#### About this task:
Scan the material below and copy every line holding the word "JSON".

#### Data listing:
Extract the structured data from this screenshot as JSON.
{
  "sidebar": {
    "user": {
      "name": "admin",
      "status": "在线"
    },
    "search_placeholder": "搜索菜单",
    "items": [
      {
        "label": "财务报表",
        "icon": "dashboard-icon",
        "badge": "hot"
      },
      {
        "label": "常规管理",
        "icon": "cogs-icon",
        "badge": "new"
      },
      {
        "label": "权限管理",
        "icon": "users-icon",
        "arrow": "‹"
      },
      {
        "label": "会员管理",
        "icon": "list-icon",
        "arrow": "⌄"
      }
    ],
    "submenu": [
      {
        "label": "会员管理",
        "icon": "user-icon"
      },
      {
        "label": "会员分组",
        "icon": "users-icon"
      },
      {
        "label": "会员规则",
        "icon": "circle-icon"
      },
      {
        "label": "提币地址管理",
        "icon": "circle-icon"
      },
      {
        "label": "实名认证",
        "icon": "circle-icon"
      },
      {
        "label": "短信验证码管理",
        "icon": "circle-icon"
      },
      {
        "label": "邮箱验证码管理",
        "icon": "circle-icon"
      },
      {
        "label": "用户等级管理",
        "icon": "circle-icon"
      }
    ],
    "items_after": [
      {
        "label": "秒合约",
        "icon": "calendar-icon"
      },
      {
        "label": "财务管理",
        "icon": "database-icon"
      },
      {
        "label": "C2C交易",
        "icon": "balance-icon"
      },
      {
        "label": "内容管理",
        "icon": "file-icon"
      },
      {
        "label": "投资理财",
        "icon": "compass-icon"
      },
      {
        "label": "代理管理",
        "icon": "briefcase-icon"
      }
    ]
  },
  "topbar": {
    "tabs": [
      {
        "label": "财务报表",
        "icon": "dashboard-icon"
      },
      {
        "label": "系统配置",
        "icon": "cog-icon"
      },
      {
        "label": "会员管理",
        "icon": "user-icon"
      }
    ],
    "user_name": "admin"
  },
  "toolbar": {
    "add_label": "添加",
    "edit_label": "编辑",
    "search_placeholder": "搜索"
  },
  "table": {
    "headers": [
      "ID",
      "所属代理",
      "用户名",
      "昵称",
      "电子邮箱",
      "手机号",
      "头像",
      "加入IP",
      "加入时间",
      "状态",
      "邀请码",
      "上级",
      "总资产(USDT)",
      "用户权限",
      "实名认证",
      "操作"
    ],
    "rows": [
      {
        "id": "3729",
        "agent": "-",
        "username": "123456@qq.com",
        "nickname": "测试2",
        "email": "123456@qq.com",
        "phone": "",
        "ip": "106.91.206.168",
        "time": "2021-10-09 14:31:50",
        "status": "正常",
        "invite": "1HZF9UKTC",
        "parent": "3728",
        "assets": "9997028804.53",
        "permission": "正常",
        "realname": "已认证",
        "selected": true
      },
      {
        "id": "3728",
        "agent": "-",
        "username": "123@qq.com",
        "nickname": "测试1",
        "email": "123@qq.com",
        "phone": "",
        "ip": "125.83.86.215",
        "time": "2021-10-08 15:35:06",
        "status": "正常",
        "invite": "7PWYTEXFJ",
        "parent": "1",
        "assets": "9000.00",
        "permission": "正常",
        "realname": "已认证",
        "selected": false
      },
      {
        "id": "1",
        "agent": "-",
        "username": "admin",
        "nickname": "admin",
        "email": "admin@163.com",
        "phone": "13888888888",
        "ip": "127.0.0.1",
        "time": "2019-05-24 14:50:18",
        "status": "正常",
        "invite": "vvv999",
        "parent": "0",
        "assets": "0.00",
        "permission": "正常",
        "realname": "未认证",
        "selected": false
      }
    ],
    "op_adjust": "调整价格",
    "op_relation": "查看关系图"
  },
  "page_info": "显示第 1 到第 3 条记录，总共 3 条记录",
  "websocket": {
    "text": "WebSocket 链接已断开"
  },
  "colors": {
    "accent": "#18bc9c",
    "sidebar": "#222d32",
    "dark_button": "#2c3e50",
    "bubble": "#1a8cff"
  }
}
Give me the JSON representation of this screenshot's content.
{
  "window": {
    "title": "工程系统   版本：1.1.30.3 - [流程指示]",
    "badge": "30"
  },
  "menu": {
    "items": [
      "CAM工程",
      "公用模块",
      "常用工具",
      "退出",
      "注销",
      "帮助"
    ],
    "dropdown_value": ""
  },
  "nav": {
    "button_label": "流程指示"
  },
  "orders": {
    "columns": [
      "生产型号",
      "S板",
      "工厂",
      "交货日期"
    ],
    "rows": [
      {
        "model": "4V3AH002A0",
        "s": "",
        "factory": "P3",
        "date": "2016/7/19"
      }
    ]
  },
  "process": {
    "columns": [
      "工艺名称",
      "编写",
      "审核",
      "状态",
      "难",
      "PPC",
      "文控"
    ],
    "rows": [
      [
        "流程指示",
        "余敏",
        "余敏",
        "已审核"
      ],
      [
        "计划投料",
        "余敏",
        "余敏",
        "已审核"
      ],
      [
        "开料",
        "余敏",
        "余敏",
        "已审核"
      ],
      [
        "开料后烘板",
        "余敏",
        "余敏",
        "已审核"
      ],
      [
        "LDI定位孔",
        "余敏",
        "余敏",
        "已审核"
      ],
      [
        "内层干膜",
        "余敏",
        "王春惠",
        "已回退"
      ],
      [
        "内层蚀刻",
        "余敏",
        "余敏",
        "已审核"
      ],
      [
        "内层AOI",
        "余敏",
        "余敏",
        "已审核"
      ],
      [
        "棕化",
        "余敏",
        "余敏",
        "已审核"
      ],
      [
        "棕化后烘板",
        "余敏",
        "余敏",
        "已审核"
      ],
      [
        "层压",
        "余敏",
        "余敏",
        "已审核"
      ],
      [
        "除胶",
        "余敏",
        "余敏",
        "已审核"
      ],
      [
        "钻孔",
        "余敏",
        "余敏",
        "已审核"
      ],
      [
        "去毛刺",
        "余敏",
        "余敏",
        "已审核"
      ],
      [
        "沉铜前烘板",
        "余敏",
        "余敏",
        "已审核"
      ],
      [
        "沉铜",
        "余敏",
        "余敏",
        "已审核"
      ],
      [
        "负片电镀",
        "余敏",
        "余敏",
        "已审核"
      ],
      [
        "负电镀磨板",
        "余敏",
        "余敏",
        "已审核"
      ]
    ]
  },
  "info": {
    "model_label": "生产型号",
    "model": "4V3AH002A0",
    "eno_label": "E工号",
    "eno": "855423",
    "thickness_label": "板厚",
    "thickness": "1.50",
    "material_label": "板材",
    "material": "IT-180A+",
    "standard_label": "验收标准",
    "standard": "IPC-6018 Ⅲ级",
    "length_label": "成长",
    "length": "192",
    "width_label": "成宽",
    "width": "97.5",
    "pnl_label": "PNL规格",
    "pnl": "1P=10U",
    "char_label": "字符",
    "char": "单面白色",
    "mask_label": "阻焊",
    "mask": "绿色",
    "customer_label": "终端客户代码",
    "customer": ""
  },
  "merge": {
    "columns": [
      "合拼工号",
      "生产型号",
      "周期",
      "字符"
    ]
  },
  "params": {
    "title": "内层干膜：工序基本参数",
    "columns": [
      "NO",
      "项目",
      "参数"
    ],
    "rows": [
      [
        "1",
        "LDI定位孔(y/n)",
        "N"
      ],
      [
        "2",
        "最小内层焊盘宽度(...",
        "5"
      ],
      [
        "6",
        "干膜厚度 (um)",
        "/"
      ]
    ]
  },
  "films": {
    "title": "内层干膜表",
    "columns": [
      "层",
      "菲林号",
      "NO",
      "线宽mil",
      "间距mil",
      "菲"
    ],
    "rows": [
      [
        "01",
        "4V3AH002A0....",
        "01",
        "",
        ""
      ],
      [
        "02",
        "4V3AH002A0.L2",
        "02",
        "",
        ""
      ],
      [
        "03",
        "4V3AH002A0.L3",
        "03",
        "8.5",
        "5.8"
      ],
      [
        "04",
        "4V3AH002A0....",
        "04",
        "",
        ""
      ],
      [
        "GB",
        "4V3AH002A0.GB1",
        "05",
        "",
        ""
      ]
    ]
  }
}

#### Task answer:
Extract the structured data from this screenshot as JSON.
Give me the JSON representation of this screenshot's content.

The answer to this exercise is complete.